The Battle for Your Toilet Paper Is On

Early in the pandemic, toilet paper shortages pushed weary Americans to the fringes.

Out of necessity, millions tried rolls made from recycled paper or bamboo. And what they found surprised them. These alternatives were actually soft, far from the sandpaper-ish versions they grudgingly used at their office or in a public restroom. That revelation is shaking up what had been a stable — even boring — category that racked up about $10 billion at U.S. retailers last year.

Purchase patterns for toilet paper have historically been simple and lucrative: Shoppers found a brand, like Charmin, and bought it like clockwork every few weeks for years, even decades.

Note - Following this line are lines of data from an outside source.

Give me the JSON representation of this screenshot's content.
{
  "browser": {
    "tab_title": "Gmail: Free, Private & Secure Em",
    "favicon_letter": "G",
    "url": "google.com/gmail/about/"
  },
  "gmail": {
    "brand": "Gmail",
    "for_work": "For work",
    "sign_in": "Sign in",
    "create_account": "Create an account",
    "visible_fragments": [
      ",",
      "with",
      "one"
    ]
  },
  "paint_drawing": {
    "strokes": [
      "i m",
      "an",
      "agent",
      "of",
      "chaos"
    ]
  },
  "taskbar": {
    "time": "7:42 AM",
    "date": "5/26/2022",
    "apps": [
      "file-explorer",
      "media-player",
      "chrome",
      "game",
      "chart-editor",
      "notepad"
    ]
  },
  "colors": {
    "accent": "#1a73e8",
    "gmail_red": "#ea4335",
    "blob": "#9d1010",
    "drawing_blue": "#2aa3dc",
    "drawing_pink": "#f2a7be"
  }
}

But all those empty shelves made shoppers reconsider a product they had rarely given a second thought. That opened them up to emerging brands — some backed by venture capital — making claims about softness similar to those that had dominated the category for half a century, while adding a benefit for this era: saving the planet.

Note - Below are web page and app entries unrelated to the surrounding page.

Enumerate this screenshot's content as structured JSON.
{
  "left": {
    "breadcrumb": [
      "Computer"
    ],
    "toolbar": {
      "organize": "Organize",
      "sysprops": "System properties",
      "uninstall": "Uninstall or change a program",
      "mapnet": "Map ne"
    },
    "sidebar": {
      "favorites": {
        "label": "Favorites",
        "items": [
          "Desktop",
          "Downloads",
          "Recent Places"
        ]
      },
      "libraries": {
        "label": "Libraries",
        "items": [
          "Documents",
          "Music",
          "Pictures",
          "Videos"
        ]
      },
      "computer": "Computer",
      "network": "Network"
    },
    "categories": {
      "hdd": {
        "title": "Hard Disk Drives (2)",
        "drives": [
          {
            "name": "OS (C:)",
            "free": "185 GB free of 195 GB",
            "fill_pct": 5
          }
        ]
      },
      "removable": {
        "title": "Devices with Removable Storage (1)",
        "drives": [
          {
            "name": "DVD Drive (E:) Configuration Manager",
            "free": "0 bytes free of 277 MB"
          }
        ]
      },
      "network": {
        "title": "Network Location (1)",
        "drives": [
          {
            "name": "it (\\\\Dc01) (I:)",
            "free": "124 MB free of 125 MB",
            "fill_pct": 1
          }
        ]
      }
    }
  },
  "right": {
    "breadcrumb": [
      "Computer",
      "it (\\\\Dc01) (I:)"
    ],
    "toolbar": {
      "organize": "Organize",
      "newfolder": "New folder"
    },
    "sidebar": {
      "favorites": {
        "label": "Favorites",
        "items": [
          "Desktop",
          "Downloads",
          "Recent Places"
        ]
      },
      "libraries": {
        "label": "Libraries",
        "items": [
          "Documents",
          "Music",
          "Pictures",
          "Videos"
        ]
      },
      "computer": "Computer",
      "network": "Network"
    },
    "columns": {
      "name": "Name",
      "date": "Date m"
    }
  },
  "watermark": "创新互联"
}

“Supply shortages forced consumers to become more experimental,” said Jamie Rosenberg, associate director of global household and personal care for researcher Mintel Group. “Often that meant trying eco-niche products for the first time.”

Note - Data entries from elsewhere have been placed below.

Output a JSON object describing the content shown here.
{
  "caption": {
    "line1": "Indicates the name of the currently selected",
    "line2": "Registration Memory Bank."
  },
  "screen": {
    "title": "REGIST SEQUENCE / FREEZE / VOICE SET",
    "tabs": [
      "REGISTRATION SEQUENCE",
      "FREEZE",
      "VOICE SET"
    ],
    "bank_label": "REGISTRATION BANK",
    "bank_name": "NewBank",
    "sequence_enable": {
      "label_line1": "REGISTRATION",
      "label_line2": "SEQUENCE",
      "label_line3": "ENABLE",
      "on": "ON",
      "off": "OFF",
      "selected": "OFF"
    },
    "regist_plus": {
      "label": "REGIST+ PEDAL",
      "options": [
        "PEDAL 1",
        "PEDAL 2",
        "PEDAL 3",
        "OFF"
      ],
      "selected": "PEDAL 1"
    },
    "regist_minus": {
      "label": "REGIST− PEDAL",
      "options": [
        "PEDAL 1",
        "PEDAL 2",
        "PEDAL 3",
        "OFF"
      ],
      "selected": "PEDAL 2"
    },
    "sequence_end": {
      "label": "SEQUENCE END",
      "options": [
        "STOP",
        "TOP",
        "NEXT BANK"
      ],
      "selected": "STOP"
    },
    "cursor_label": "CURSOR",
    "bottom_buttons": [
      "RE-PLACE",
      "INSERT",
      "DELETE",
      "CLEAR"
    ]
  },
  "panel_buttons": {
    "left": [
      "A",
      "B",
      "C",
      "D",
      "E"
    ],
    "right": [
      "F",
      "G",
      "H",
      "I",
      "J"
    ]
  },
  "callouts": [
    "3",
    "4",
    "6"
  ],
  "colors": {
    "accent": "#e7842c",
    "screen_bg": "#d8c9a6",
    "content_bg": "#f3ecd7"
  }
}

In one telling example, Cloud Paper, a startup founded in 2019 that counts Jeff Bezos and Robert Downey Jr. as investors, saw its core business of supplying companies dry up early in the pandemic, but then shifted to selling its “tree-free” bamboo option directly to consumers on the web. Revenue boomed, and the company has since shipped more than two million rolls across America.

Now these alternatives need to show they can sustain that momentum as Covid fades, and the masses return to some normalcy and possibly their old ways. In-store sales of toilet paper surged at the beginning of the pandemic but have since slowed, according to data from NielsenIQ. And options deemed sustainable have retreated even faster. However, the figures don’t capture a lot of the purchases from these startups because they mostly sell online directly to consumers.